ACTION ITEM: Search the records below for the word "will". Pull out each line that has it.

SUPPLIED RECORDS:
───
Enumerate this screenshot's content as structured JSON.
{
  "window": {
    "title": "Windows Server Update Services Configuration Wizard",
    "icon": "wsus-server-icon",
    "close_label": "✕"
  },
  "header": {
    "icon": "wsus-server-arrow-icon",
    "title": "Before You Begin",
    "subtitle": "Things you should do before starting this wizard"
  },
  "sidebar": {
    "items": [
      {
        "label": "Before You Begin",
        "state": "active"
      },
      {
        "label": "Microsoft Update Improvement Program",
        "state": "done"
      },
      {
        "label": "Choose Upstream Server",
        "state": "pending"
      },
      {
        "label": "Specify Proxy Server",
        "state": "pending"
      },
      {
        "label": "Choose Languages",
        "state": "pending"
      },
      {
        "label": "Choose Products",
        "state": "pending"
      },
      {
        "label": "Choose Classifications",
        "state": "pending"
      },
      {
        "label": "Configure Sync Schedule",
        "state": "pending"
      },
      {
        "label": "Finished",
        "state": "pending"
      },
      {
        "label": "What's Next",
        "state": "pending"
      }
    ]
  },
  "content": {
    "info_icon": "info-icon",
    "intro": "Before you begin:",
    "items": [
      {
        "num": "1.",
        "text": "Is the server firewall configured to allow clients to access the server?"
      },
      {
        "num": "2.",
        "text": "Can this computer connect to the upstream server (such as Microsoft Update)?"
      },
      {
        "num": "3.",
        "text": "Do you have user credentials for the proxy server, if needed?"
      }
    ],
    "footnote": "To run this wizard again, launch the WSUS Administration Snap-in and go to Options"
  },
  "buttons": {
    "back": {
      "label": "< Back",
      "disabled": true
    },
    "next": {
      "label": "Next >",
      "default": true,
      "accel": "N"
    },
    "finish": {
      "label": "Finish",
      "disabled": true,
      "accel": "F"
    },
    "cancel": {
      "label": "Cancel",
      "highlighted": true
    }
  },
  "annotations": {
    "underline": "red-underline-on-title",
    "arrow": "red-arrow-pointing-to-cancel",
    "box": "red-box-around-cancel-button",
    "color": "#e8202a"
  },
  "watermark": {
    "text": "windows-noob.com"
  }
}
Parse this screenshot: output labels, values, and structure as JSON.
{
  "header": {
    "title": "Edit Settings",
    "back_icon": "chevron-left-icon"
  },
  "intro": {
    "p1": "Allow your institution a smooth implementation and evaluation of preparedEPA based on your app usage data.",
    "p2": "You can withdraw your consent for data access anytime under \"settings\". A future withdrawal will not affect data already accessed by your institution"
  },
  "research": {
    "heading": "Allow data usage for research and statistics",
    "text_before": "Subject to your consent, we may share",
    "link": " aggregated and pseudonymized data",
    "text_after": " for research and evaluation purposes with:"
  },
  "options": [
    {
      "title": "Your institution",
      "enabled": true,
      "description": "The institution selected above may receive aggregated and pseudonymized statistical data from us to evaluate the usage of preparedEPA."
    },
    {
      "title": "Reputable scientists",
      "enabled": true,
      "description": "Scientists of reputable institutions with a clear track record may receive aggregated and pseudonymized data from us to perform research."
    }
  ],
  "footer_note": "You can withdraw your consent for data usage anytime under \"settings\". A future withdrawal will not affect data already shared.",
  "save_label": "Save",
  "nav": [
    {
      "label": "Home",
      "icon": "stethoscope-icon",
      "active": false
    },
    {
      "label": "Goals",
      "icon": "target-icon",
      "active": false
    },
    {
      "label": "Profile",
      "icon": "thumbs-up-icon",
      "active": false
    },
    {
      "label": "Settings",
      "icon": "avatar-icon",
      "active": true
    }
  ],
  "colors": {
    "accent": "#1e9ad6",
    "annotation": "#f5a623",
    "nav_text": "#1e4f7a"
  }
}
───
SOLUTION:
    "p2": "You can withdraw your consent for data access anytime under \"settings\". A future withdrawal will not affect data already accessed by your institution"
  "footer_note": "You can withdraw your consent for data usage anytime under \"settings\". A future withdrawal will not affect data already shared.",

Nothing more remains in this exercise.